Third, I learned about the incredibly huge amounts of calories in fat. While proteins and carbohydrates only have between 4-5 calories per gram, fat has 9 calories per gram. And fat is found in unlikely places. Avocados are considered a fat--1/8 of an avocado has about 5 grams of fat. Nuts are the same way.
Finally, I have learned about BALANCE. It's balance first and foremost that is the key to nutrition. For example, here is the typical meal I eat for lunch and dinner:
Starch (potato, grain, pasta, etc)--15g--75 calories
So what does this translate to?
6 oz of meat (preferably very lean to lean)
3-4 oz baked/roasted potato--1/2 cup cooked pasta--1/3 cup rice/barley/grain --3/4 cup sweet potato/winter squash--1/2 cup corn
1 cup cooked--2 cups raw non starchy vegetable
And the fat includes the fat found in the products--most notably the protein.
Total calories=about 470-500.
Now this has been designed for me. I don't have fruit or dairy because while I have reversed my diagnosis of Type 2, I still need to watch my blood sugar by limiting carbohydrates. Others may also require smaller amounts of protein and starches. My sister, for instance, is much smaller than me, but she does a lot of running and athletic stuff (usually 5k races and mini triathlons) so she can "carb-load" occasionally without it affecting her weight. The key is to BALANCE everything.

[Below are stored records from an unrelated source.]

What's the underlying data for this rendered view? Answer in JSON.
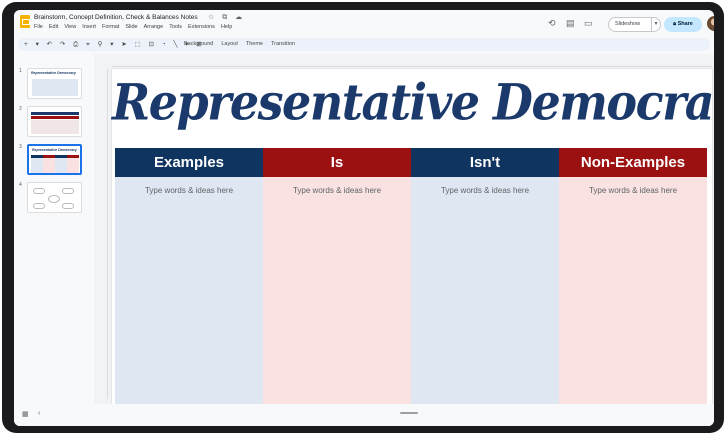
{
  "app": {
    "doc_title": "Brainstorm, Concept Definition, Check & Balances Notes",
    "title_icons": "☆ ⧉ ☁",
    "menu": [
      "File",
      "Edit",
      "View",
      "Insert",
      "Format",
      "Slide",
      "Arrange",
      "Tools",
      "Extensions",
      "Help"
    ]
  },
  "header": {
    "slideshow_label": "Slideshow",
    "slideshow_arrow": "▾",
    "share_label": "Share",
    "history_icon": "⟲",
    "comments_icon": "▤",
    "meet_icon": "▭"
  },
  "toolbar": {
    "icons": "+ ▾ ↶ ↷ ⎙ ⌖ ⚲ ▾ ➤ ⬚ ⊡ ◔ ╲ ▾ ⊞",
    "labels": [
      "Background",
      "Layout",
      "Theme",
      "Transition"
    ]
  },
  "filmstrip": {
    "slides": [
      {
        "num": "1",
        "title": "Representative Democracy"
      },
      {
        "num": "2",
        "title": ""
      },
      {
        "num": "3",
        "title": "Representative Democracy"
      },
      {
        "num": "4",
        "title": ""
      }
    ]
  },
  "slide": {
    "title": "Representative Democracy",
    "columns": [
      {
        "header": "Examples",
        "hint": "Type words & ideas here",
        "head_color": "#0f3460",
        "body_color": "#dfe8f2"
      },
      {
        "header": "Is",
        "hint": "Type words & ideas here",
        "head_color": "#9b1111",
        "body_color": "#f9e2e1"
      },
      {
        "header": "Isn't",
        "hint": "Type words & ideas here",
        "head_color": "#0f3460",
        "body_color": "#dfe8f2"
      },
      {
        "header": "Non-Examples",
        "hint": "Type words & ideas here",
        "head_color": "#9b1111",
        "body_color": "#f9e2e1"
      }
    ]
  },
  "colors": {
    "title_blue": "#1b3a6b",
    "share_bg": "#c2e7ff",
    "accent_blue": "#1a73e8"
  }
}
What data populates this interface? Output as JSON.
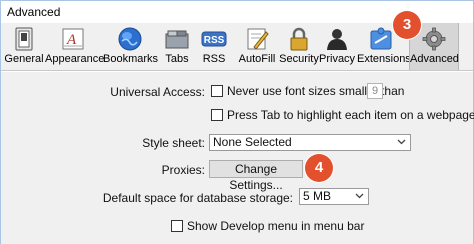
{
  "window": {
    "title": "Advanced"
  },
  "toolbar": {
    "items": [
      {
        "label": "General",
        "icon": "general-switch-icon"
      },
      {
        "label": "Appearance",
        "icon": "appearance-font-icon"
      },
      {
        "label": "Bookmarks",
        "icon": "bookmarks-globe-icon"
      },
      {
        "label": "Tabs",
        "icon": "tabs-icon"
      },
      {
        "label": "RSS",
        "icon": "rss-icon",
        "icon_text": "RSS"
      },
      {
        "label": "AutoFill",
        "icon": "autofill-pencil-icon"
      },
      {
        "label": "Security",
        "icon": "security-lock-icon"
      },
      {
        "label": "Privacy",
        "icon": "privacy-person-icon"
      },
      {
        "label": "Extensions",
        "icon": "extensions-puzzle-icon"
      },
      {
        "label": "Advanced",
        "icon": "advanced-gear-icon",
        "selected": true
      }
    ]
  },
  "form": {
    "universal_access": {
      "label": "Universal Access:",
      "font_size_checkbox": "Never use font sizes smaller than",
      "font_size_value": "9",
      "tab_checkbox": "Press Tab to highlight each item on a webpage"
    },
    "style_sheet": {
      "label": "Style sheet:",
      "value": "None Selected"
    },
    "proxies": {
      "label": "Proxies:",
      "button": "Change Settings..."
    },
    "database": {
      "label": "Default space for database storage:",
      "value": "5 MB"
    },
    "develop_menu": {
      "checkbox": "Show Develop menu in menu bar"
    }
  },
  "annotations": {
    "step3": "3",
    "step4": "4"
  },
  "colors": {
    "badge": "#e2502d",
    "selected_tab": "#d6d6d6",
    "pane_bg": "#f0f0f0"
  }
}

And of course, ALWAYS read labels for nutritional information. For instance, a product may be labeled as "fat free" but when you take out the fat, you replace it with something else--usually carbohydrates. For example, sugar free candy (including chocolate) is remarkably low in net carbs because sugar alcohol is used. But it's usually very high in fat.
Finally, I (being a semi-foodie type) try to use fresh ingredients whenever possible. That allows me to have control over exactly what I'm putting into my body. This is especially important when considering things like sodium.
As I have learned, maintaining a diet like this requires a lot of math, especially when starting out on such a program. Here are some websites to help craft your own dietary program:
This has all the nutritional information you will ever need on any ingredient. It provides information for any size, raw or cooked, and on many processed products as well.
A food exchange system is a good way to get a general feel for how much of a particular item you can have in a serving. These are most commonly found in diabetic health plans, but this is information everyone should know. In my sample diet listed above, I got much of the information from my food exchange system.
So that's my food diary. My final thoughts on this whole thing basically are that no matter what you choose to eat, balance, moderation, and nutrition are and always have been the key to being healthy and keeping a good weight.
UPDATE: From commenter PBnJ, Here's another great resource to use in planning diets and nutritional needs.